What you will do. Lines below that hold the word "commixproject" must be copied in full.
--- Input data ---
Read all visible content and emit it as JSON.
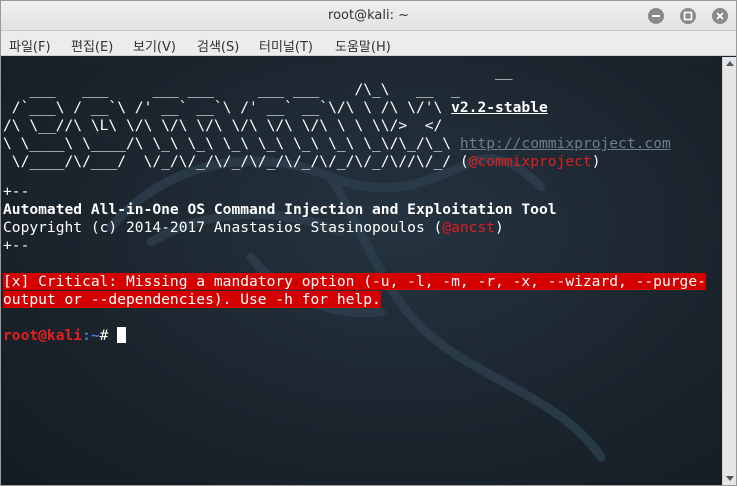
{
  "window": {
    "title": "root@kali: ~"
  },
  "menu": {
    "items": [
      "파일(F)",
      "편집(E)",
      "보기(V)",
      "검색(S)",
      "터미널(T)",
      "도움말(H)"
    ]
  },
  "terminal": {
    "banner": [
      "                                                        __",
      "   ___   ___     ___ ___     ___ ___    /\\_\\   __  _",
      " /`___\\ / __`\\ /' __` __`\\ /' __` __`\\/\\ \\ /\\ \\/'\\",
      "/\\ \\__//\\ \\L\\ \\/\\ \\/\\ \\/\\ \\/\\ \\/\\ \\/\\ \\ \\ \\\\/>  </",
      "\\ \\____\\ \\____/\\ \\_\\ \\_\\ \\_\\ \\_\\ \\_\\ \\_\\ \\_\\/\\_/\\_\\",
      " \\/____/\\/___/  \\/_/\\/_/\\/_/\\/_/\\/_/\\/_/\\/_/\\//\\/_/"
    ],
    "banner_gap": " ",
    "version": "v2.2-stable",
    "website": "http://commixproject.com",
    "paren_open": "(",
    "twitter": "@commixproject",
    "paren_close": ")",
    "sep1": "+--",
    "tool_name": "Automated All-in-One OS Command Injection and Exploitation Tool",
    "copyright_prefix": "Copyright (c) 2014-2017 Anastasios Stasinopoulos (",
    "author_handle": "@ancst",
    "copyright_suffix": ")",
    "sep2": "+--",
    "error_line1": "[x] Critical: Missing a mandatory option (-u, -l, -m, -r, -x, --wizard, --purge-",
    "error_line2": "output or --dependencies). Use -h for help.",
    "prompt_user": "root@kali",
    "prompt_path": ":~",
    "prompt_symbol": "# "
  },
  "colors": {
    "terminal_bg": "#1b252e",
    "error_bg": "#d40000",
    "prompt_user": "#e61e1e",
    "prompt_path": "#3d7bd9",
    "accent_red": "#e01e1e"
  },
  "icons": {
    "minimize": "minimize-icon",
    "maximize": "maximize-icon",
    "close": "close-icon"
  }
}
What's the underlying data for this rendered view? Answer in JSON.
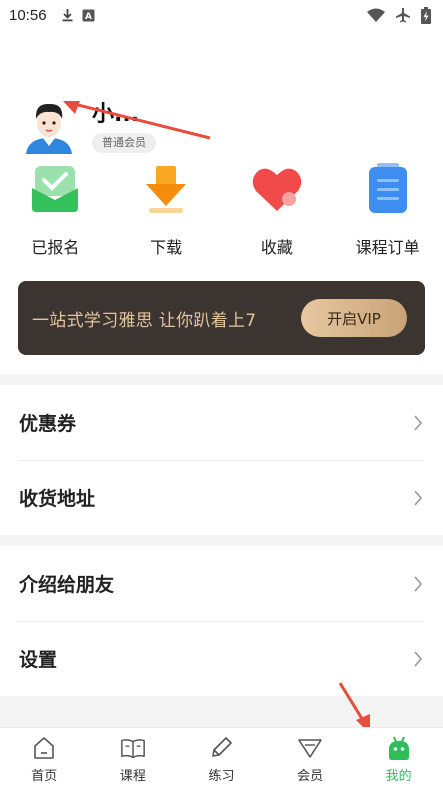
{
  "status_bar": {
    "time": "10:56",
    "left_icons": [
      "download-icon",
      "font-icon"
    ],
    "right_icons": [
      "wifi-icon",
      "airplane-icon",
      "battery-charging-icon"
    ]
  },
  "profile": {
    "username": "小...",
    "member_level": "普通会员",
    "avatar_icon": "avatar-icon"
  },
  "quick_menu": [
    {
      "label": "已报名",
      "icon": "enrolled-icon",
      "color": "#34c15c"
    },
    {
      "label": "下载",
      "icon": "download-icon",
      "color": "#f5a623"
    },
    {
      "label": "收藏",
      "icon": "heart-icon",
      "color": "#f04a4a"
    },
    {
      "label": "课程订单",
      "icon": "order-icon",
      "color": "#3d8ef0"
    }
  ],
  "vip_banner": {
    "text": "一站式学习雅思 让你趴着上7",
    "button_label": "开启VIP"
  },
  "menu_list": [
    {
      "label": "优惠券"
    },
    {
      "label": "收货地址"
    },
    {
      "label": "介绍给朋友"
    },
    {
      "label": "设置"
    }
  ],
  "bottom_nav": [
    {
      "label": "首页",
      "icon": "home-icon"
    },
    {
      "label": "课程",
      "icon": "book-icon"
    },
    {
      "label": "练习",
      "icon": "pencil-icon"
    },
    {
      "label": "会员",
      "icon": "diamond-icon"
    },
    {
      "label": "我的",
      "icon": "robot-icon",
      "active": true
    }
  ],
  "colors": {
    "accent": "#2ebd59",
    "vip_bg": "#3b3430",
    "vip_text": "#e3c69e",
    "annotation": "#e74c3c"
  }
}
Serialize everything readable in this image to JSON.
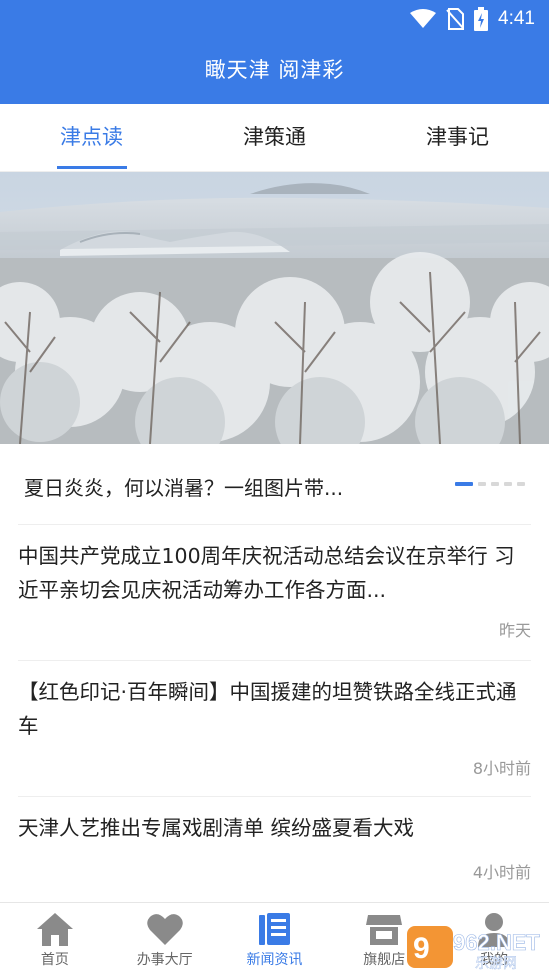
{
  "status_bar": {
    "time": "4:41"
  },
  "header": {
    "title": "瞰天津 阅津彩"
  },
  "tabs": [
    {
      "label": "津点读"
    },
    {
      "label": "津策通"
    },
    {
      "label": "津事记"
    }
  ],
  "banner": {
    "caption": "夏日炎炎，何以消暑？一组图片带...",
    "slide_count": 5,
    "active_slide": 1
  },
  "news": [
    {
      "title": "中国共产党成立100周年庆祝活动总结会议在京举行 习近平亲切会见庆祝活动筹办工作各方面...",
      "time": "昨天"
    },
    {
      "title": "【红色印记·百年瞬间】中国援建的坦赞铁路全线正式通车",
      "time": "8小时前"
    },
    {
      "title": "天津人艺推出专属戏剧清单 缤纷盛夏看大戏",
      "time": "4小时前"
    }
  ],
  "bottom_nav": [
    {
      "label": "首页",
      "icon": "home-icon"
    },
    {
      "label": "办事大厅",
      "icon": "heart-icon"
    },
    {
      "label": "新闻资讯",
      "icon": "news-icon"
    },
    {
      "label": "旗舰店",
      "icon": "store-icon"
    },
    {
      "label": "我的",
      "icon": "user-icon"
    }
  ],
  "watermark": {
    "text": "962.NET",
    "subtext": "乐游网"
  },
  "colors": {
    "primary": "#3a7be6",
    "text": "#222222",
    "muted": "#999999",
    "icon_gray": "#8a8a8a"
  }
}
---
Answer to this task.
    "website": "http://commixproject.com",
    "twitter": "@commixproject",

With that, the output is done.